The down side of MT is that along with the chrome comes complexity. Ship design is wonderfully expanded, differentiating hull displacement from mass, specifying in great detail the type and power requirements of various ship subsystems (sensors, inertial compensators, etc.) that are hand-waved away in CT, etc. Combat is more rational than CT, and unifies person, animal and vehicle damage systems. There are MANY tasks listed for first aid, repair, etc., to take advantage of the new (and yummy) task system, etc. But because of all this flavor, MT loses much of CT's "rules light" charm. (You know, just like when OD&D became AD&D....)

As I read MT's rules, I do so not so much with the intent of playing MT, but maybe of raiding MT for ideas to port to CT. I've very seriously considered simply using the DGP task system with CT and hand-waving in some sensor rules. I'll leave CT's combat system alone, but adopt MT's initiative/interrupt system, and I'll use MT's "life force" rules for minions.

On the other hand,

I've been an on-again-off-again fan of Mongoose's Traveller (MgT), which I used to believe was a "modernized CT". But I'm reaching the conclusion that MgT is actually a "trimmed down MT". Could it be that I've been going about this all wrong, and that MgT is really the Traveller that I'm looking for?

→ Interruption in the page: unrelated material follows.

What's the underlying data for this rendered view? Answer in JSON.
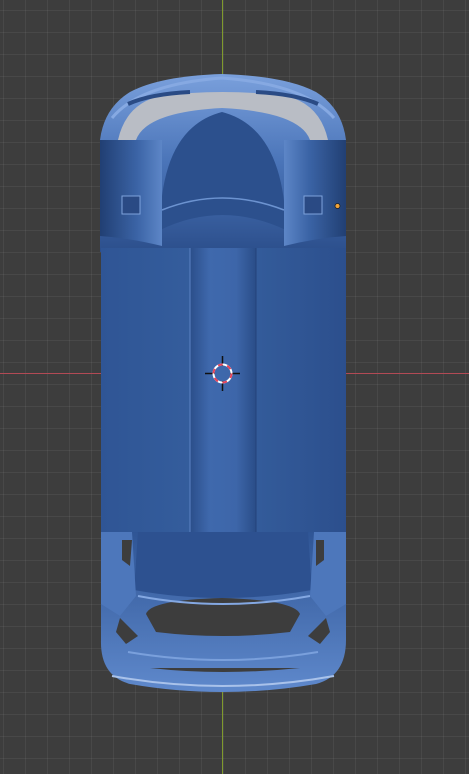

MgT has a unified task system (similar but not identical to MT's) and a lightly more detailed ship design system than CT.

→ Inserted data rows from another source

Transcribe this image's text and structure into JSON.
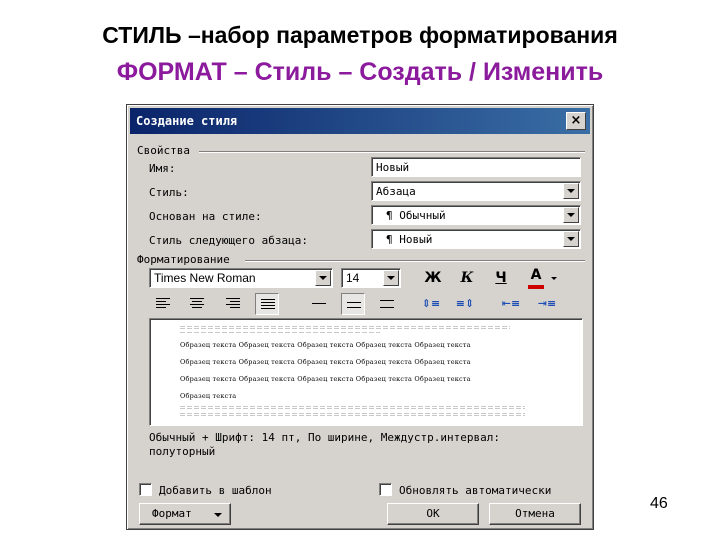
{
  "slide": {
    "title": "СТИЛЬ –набор параметров форматирования",
    "subtitle": "ФОРМАТ – Стиль – Создать / Изменить",
    "page_number": "46"
  },
  "dialog": {
    "title": "Создание стиля",
    "close_label": "×",
    "properties_group": "Свойства",
    "name_label": "Имя:",
    "name_value": "Новый",
    "style_label": "Стиль:",
    "style_value": "Абзаца",
    "based_on_label": "Основан на стиле:",
    "based_on_value": "¶ Обычный",
    "next_style_label": "Стиль следующего абзаца:",
    "next_style_value": "¶ Новый",
    "formatting_group": "Форматирование",
    "font_name": "Times New Roman",
    "font_size": "14",
    "bold_label": "Ж",
    "italic_label": "К",
    "underline_label": "Ч",
    "font_color_label": "А",
    "font_color": "#cc0000",
    "preview_sample_text": "Образец текста Образец текста Образец текста Образец текста Образец текста",
    "preview_last_line": "Образец текста",
    "description_line1": "Обычный + Шрифт: 14 пт, По ширине, Междустр.интервал:",
    "description_line2": "полуторный",
    "add_to_template_label": "Добавить в шаблон",
    "auto_update_label": "Обновлять автоматически",
    "format_button": "Формат",
    "ok_button": "OK",
    "cancel_button": "Отмена"
  }
}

I still think that MgT has dropped the ball on certain details, and their task system encourages the "playbook" style of role playing that I want to avoid. But I wonder, would I be better served by bringing some MT into MgT, playing MT straight-up, or using MT rules to flavorize CT?

Something to ponder as I prepare to run "Twilight's Peak" for some friends....

Side Note: I mentioned a few posts ago that I got T20, which I now recognize as being very much a D20 version of MT - plenty of crunchy details wrapped around a D20 engine - but I've found character generation in T20 to be very confusing. Much of the stuff in T20 that got me so excited appears to have been extrapolated from MT. That doesn't diminish the coolness of T20, and T20 may still have the best combat and damage model of any Traveller I've seen, but unless my players are willing to do some studying on their own (some will be, some won't), I need to stick to a Traveller that is easy to use.